FERPA is short for the Family Educational Rights and Privacy Act, a federal law enacted in 1974. FERPA protects the privacy of student education records. All educational institutions that receive federal funding, including Cornell, must comply with FERPA. FERPA begins for a Cornell student on the first day of classes/semester or attendance, whichever comes first, and the student continues to be protected by FERPA for their lifetime.

FERPA gives students four basic rights with respect to their education record:

  1. The right to inspect and review their education record.
  2. The right to some control over the disclosure of their education record.
  3. The right to request the amendment of their education record where appropriate.
  4. The right to file a complaint with the U.S. Department of Education concerning alleged failures by the University to comply with the requirements of FERPA.

FERPA FAQ provides answers to many FERPA related questions. Any additional questions can be sent to univreg@cornell.edu

Directory information is information contained in a student's education record that would not generally be considered harmful or an invasion of privacy if disclosed.

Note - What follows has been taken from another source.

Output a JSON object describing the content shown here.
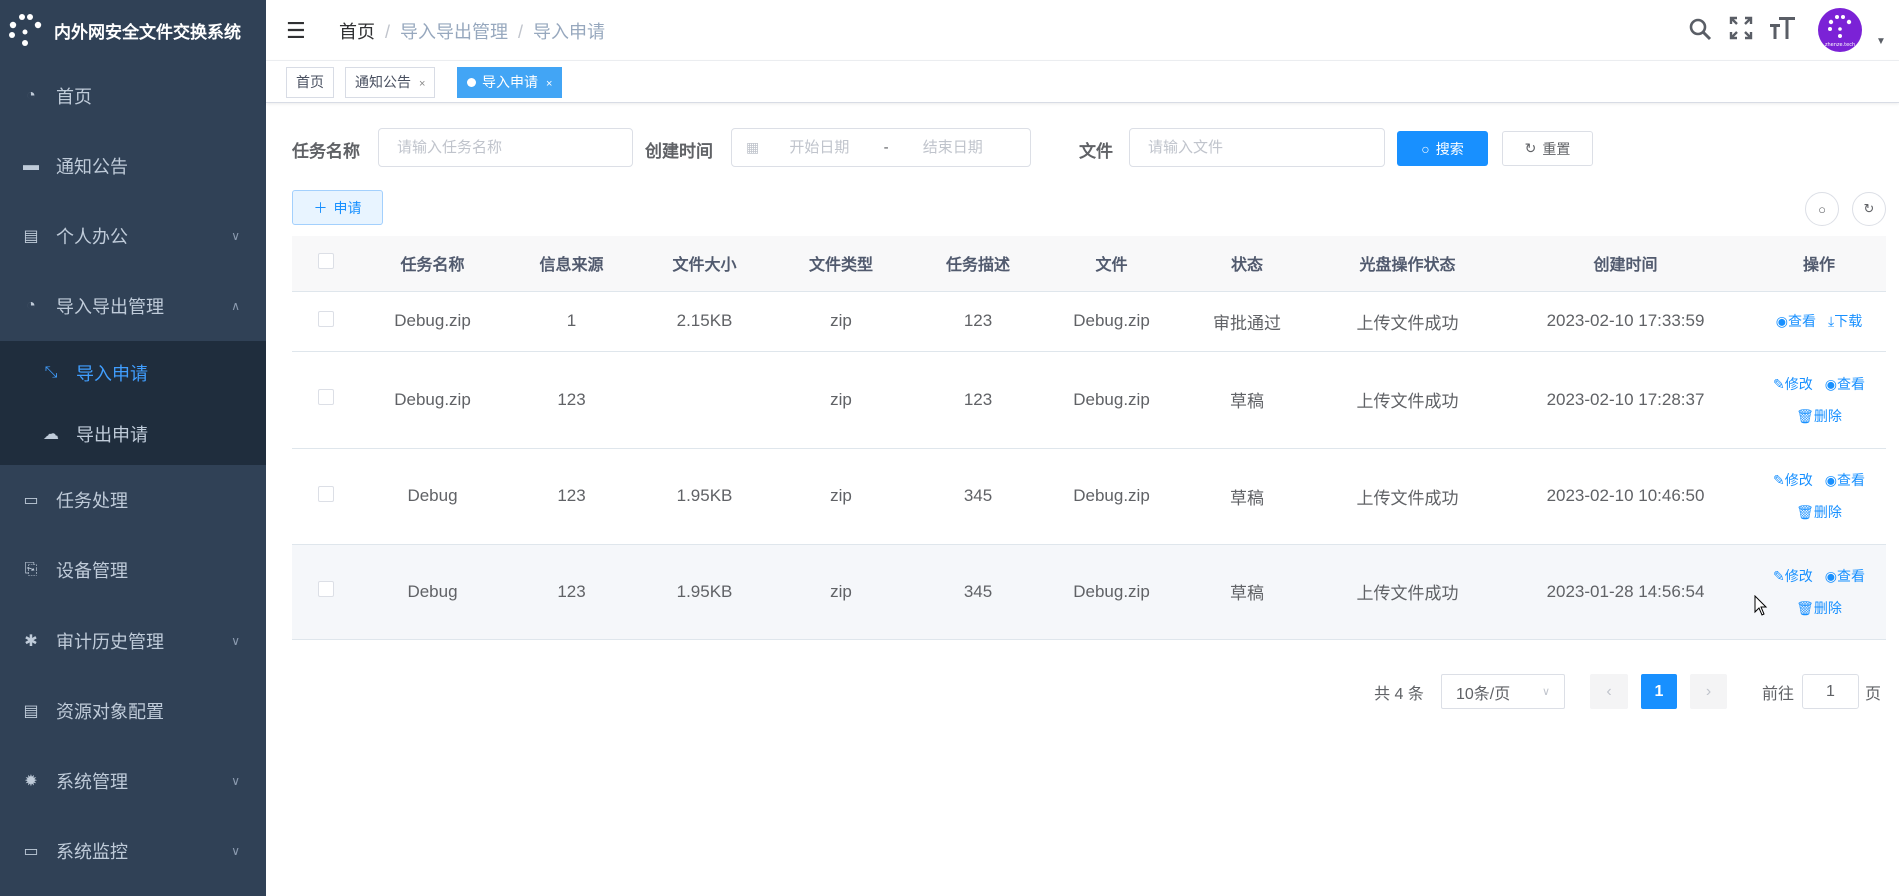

Cornell University identifies the following as directory information:

  • name
  • local and cell phone numbers
  • email address
  • photograph
  • major field of study and college attended
  • academic level
  • dates of attendance
  • enrollment status
  • university assistantship status (e.g. teaching assistantship, graduate research assistantship, research assistantship, graduate assistantship)
  • participation in officially recognized activities and sports
  • weight and height (of members of athletic teams)
  • any degrees earned and awards received
  • date of birth and local address (for sole purpose of federal census data responses)